Problem to work on >> Could you restate every line of the data word for word?

Data records
# # # # #
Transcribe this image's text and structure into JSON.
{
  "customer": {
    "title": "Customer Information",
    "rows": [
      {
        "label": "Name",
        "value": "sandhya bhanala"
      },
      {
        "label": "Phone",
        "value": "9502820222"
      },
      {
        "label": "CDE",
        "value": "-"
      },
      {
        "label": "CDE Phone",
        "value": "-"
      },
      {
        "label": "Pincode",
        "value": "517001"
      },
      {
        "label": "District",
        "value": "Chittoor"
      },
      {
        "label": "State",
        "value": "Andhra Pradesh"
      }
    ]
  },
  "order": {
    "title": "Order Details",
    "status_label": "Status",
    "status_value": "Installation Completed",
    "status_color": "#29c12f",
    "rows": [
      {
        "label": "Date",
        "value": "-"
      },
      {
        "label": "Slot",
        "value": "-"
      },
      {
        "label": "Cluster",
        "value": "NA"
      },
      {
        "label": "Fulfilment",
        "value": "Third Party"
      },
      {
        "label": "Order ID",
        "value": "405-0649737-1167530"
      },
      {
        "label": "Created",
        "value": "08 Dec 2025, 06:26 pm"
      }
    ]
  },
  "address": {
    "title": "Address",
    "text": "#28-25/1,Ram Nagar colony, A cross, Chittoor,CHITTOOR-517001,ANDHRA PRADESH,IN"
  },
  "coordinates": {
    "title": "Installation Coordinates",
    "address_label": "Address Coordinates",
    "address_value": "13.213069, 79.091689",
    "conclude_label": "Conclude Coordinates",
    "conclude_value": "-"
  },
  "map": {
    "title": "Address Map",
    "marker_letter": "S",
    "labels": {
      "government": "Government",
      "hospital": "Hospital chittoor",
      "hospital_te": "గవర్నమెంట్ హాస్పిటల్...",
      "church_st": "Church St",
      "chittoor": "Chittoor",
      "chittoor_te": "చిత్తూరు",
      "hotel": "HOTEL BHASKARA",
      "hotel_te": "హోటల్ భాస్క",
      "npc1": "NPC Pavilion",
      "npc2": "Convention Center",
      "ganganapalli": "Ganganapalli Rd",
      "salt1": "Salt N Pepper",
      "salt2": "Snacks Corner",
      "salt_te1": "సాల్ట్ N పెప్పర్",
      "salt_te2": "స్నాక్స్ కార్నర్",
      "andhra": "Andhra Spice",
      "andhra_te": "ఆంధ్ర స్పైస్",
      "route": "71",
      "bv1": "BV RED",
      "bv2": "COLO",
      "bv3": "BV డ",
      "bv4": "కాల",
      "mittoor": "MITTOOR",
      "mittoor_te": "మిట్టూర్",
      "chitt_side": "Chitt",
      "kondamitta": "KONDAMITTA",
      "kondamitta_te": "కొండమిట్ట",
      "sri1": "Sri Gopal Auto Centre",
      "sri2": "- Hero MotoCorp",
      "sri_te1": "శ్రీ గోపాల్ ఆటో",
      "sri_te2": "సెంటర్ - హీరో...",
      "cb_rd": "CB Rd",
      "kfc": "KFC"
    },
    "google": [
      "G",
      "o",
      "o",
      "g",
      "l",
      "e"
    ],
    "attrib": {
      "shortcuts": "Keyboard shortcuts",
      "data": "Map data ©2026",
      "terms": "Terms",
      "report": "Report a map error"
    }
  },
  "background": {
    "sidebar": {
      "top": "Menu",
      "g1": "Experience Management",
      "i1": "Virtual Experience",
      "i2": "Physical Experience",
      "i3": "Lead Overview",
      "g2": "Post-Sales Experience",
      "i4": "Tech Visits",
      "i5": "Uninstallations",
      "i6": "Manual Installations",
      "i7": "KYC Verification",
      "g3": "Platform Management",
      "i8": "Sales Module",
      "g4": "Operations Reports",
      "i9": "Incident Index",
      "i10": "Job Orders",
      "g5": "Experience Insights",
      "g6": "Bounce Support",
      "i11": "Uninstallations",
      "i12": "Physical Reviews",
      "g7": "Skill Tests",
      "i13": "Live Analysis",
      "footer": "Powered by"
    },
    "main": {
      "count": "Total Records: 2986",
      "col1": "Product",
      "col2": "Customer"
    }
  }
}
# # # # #
Solution >>
Transcribe this image's text and structure into JSON.
{
  "customer": {
    "title": "Customer Information",
    "rows": [
      {
        "label": "Name",
        "value": "sandhya bhanala"
      },
      {
        "label": "Phone",
        "value": "9502820222"
      },
      {
        "label": "CDE",
        "value": "-"
      },
      {
        "label": "CDE Phone",
        "value": "-"
      },
      {
        "label": "Pincode",
        "value": "517001"
      },
      {
        "label": "District",
        "value": "Chittoor"
      },
      {
        "label": "State",
        "value": "Andhra Pradesh"
      }
    ]
  },
  "order": {
    "title": "Order Details",
    "status_label": "Status",
    "status_value": "Installation Completed",
    "status_color": "#29c12f",
    "rows": [
      {
        "label": "Date",
        "value": "-"
      },
      {
        "label": "Slot",
        "value": "-"
      },
      {
        "label": "Cluster",
        "value": "NA"
      },
      {
        "label": "Fulfilment",
        "value": "Third Party"
      },
      {
        "label": "Order ID",
        "value": "405-0649737-1167530"
      },
      {
        "label": "Created",
        "value": "08 Dec 2025, 06:26 pm"
      }
    ]
  },
  "address": {
    "title": "Address",
    "text": "#28-25/1,Ram Nagar colony, A cross, Chittoor,CHITTOOR-517001,ANDHRA PRADESH,IN"
  },
  "coordinates": {
    "title": "Installation Coordinates",
    "address_label": "Address Coordinates",
    "address_value": "13.213069, 79.091689",
    "conclude_label": "Conclude Coordinates",
    "conclude_value": "-"
  },
  "map": {
    "title": "Address Map",
    "marker_letter": "S",
    "labels": {
      "government": "Government",
      "hospital": "Hospital chittoor",
      "hospital_te": "గవర్నమెంట్ హాస్పిటల్...",
      "church_st": "Church St",
      "chittoor": "Chittoor",
      "chittoor_te": "చిత్తూరు",
      "hotel": "HOTEL BHASKARA",
      "hotel_te": "హోటల్ భాస్క",
      "npc1": "NPC Pavilion",
      "npc2": "Convention Center",
      "ganganapalli": "Ganganapalli Rd",
      "salt1": "Salt N Pepper",
      "salt2": "Snacks Corner",
      "salt_te1": "సాల్ట్ N పెప్పర్",
      "salt_te2": "స్నాక్స్ కార్నర్",
      "andhra": "Andhra Spice",
      "andhra_te": "ఆంధ్ర స్పైస్",
      "route": "71",
      "bv1": "BV RED",
      "bv2": "COLO",
      "bv3": "BV డ",
      "bv4": "కాల",
      "mittoor": "MITTOOR",
      "mittoor_te": "మిట్టూర్",
      "chitt_side": "Chitt",
      "kondamitta": "KONDAMITTA",
      "kondamitta_te": "కొండమిట్ట",
      "sri1": "Sri Gopal Auto Centre",
      "sri2": "- Hero MotoCorp",
      "sri_te1": "శ్రీ గోపాల్ ఆటో",
      "sri_te2": "సెంటర్ - హీరో...",
      "cb_rd": "CB Rd",
      "kfc": "KFC"
    },
    "google": [
      "G",
      "o",
      "o",
      "g",
      "l",
      "e"
    ],
    "attrib": {
      "shortcuts": "Keyboard shortcuts",
      "data": "Map data ©2026",
      "terms": "Terms",
      "report": "Report a map error"
    }
  },
  "background": {
    "sidebar": {
      "top": "Menu",
      "g1": "Experience Management",
      "i1": "Virtual Experience",
      "i2": "Physical Experience",
      "i3": "Lead Overview",
      "g2": "Post-Sales Experience",
      "i4": "Tech Visits",
      "i5": "Uninstallations",
      "i6": "Manual Installations",
      "i7": "KYC Verification",
      "g3": "Platform Management",
      "i8": "Sales Module",
      "g4": "Operations Reports",
      "i9": "Incident Index",
      "i10": "Job Orders",
      "g5": "Experience Insights",
      "g6": "Bounce Support",
      "i11": "Uninstallations",
      "i12": "Physical Reviews",
      "g7": "Skill Tests",
      "i13": "Live Analysis",
      "footer": "Powered by"
    },
    "main": {
      "count": "Total Records: 2986",
      "col1": "Product",
      "col2": "Customer"
    }
  }
}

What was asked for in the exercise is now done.